What do cancer patients value when making treatment decisions?

Clearly choosing treatments that extend expected survival is important, but survival expectations are not the only factor that matters to cancer patients. A 2017 NCCN policy report–based on the findings from a working group–identifies a number of factors: Patients, for example, may view high-value care as any combination of trust, transparency, and effective communication with…

Do HDHPs save money?

This is the question that Zhang et al. (2017) attempt to answer using data form people who switched to a high-deductible health plan (HDHP) compared to those who stayed in the same plan.  They found: After enrollment in HDHPs, 28 percent of enrollees changed physicians for office visits (compared to 19 percent in the Traditional…

How to pay for cures

Do you want to cure cancer?   Diabetes?  HIV?  Imagine if there was a single pill for each of these diseases that one could take to cure the diseases.  That would be a clear clinical advance, it would save lives, and also save money form reducing the cost of treating these disease. Can we expect to…

Will CVS buy Aetna for $66 billion?

CVS is in talks to buy Aetna for $66 billion.  This would be a merger between one of the largest pharmacy benefits managers (PBM) in the country and the third largest insurer. A successful deal could push millions of Aetna’s members toward CVS’s retail pharmacies, walk-in Minute Clinics, and services such as home visits for…

How much is your life worth?

According to the Environmental Protection Agency, the answer is $10 million.  Other agencies place use a somewhat lower number.  The Food and Drug administration pegs the value at $9.5 million and the Department of Agriculture places the value at $8.9 million.
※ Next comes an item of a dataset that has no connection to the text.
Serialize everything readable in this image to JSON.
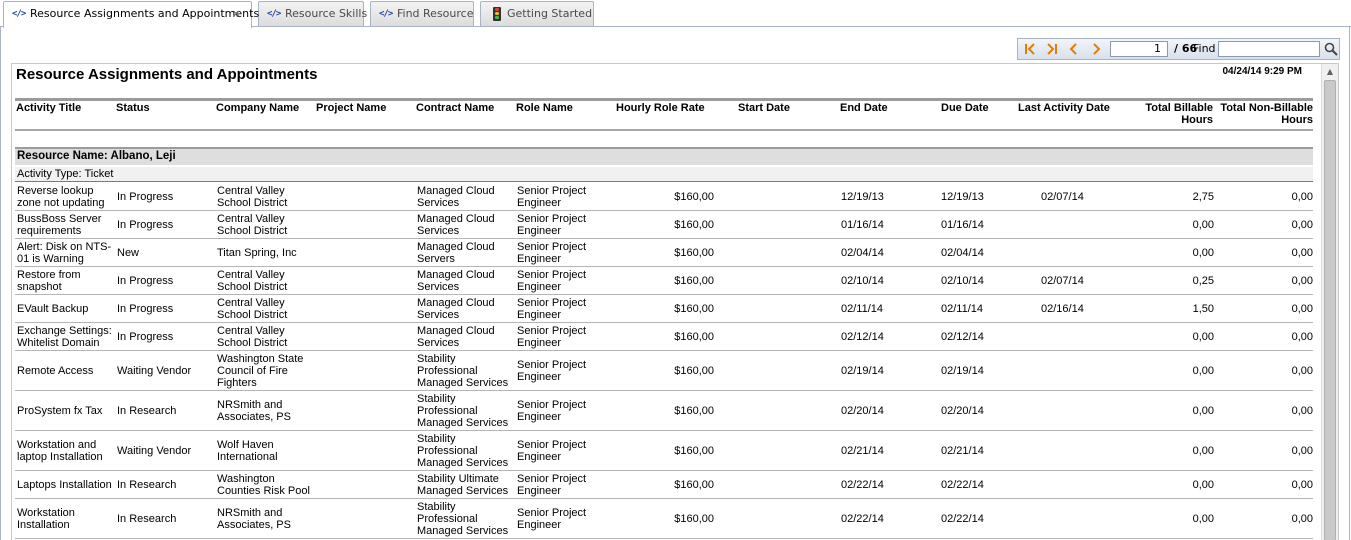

Technically, what these agencies are calculating are the value of a statistical life (VSL). …

Improving catchment area definitions when measuring quality of care

Oftentimes, we want to measure the quality of care of a give hospital or health care system. The easiest way of doing this is to measure the quality of care received by patients who go to that hospital. These patients, however, may attend multiple hospitals during they year. Further, if quality of care includes avoiding hospitalizations, we need to identify not only patients who had a hospital admission but patients who were at risk of going to that hospital if a preventable admission occurred.

One way to model quality of care is to use catchment areas. Catchment areas are typically aggregations of geographic units. For instance, hospital service areas (HSAs) are aggregations of ZIP codes. However, previous research has shown that HSA-based catchment areas only capturing 50% to 80% of hospital admissions for their given population. One could use larger geographic regions—such as hospital referral regions (HRRs)—but then one is susceptible to assigning patients to hospitals over which they are unlikely to have responsibility for their care.

My previous research on the hospital wage index (see here and here) proposed assigning a weighting of the geographic units While that approach aimed to measure geographic variation in wages where data was available by geography rather than by person, an interesting paper by Falster, Jorn and Leyland (2017) proposes a different approach using individual patient data and a methodology known as multiple-membership multi-level model multi-level.

To explain this model, consider first a standard approach whereby where I people are clustered within J hospitals or HSAs. Yij is the outcome, xpi are the regression parameters for P person-level variables, and xqj are the
regression parameters for Q hospital-level variables. This multilevel model captures the effects of clustering by allowing both regression parameters and error terms to exist at different hierarchical levels.

A multiple-membership multilevel model extends this approach by allowing a weighted structure for each of the hospital-level components as follows:

Faster and co-authors apply this model to date on preventable hospitalizations in NSW Australia using weighted hospital service area networks (weighted-HSANs). The authors contend that:

Between-hospital variation in rates of preventable hospitalization
was more than two times greater when modeled using weighted-HSANs rather
than HSAs. Use of weighted-HSANs permitted identification of small hospitals with
particularly high rates of admission and influenced performance ranking of hospitals,
particularly those with a broadly distributed patient base

While this approach is a significant improvement for an academic setting, it is problematic to operationalize in terms of quality improvement. In order to improve quality, hospitals need clear rules regarding the patients to which it is attributed. While the authors compellingly argue that multiple-membership multilevel models do a better job mof measuring quality retrospectively than would be the case using HSAs alone, operationalizing the use of weighted HSANs in practice would be more difficult due to the model complexity. Nevertheless, this approach clearly highlights the challenges of using HAS-based catchment areas to measure quality of care.


  • Falster, Michael O., Louisa R. Jorm, and Alastair H. Leyland. “Using Weighted Hospital Service Area Networks to Explore Variation in Preventable Hospitalization.” Health Services Research (2017).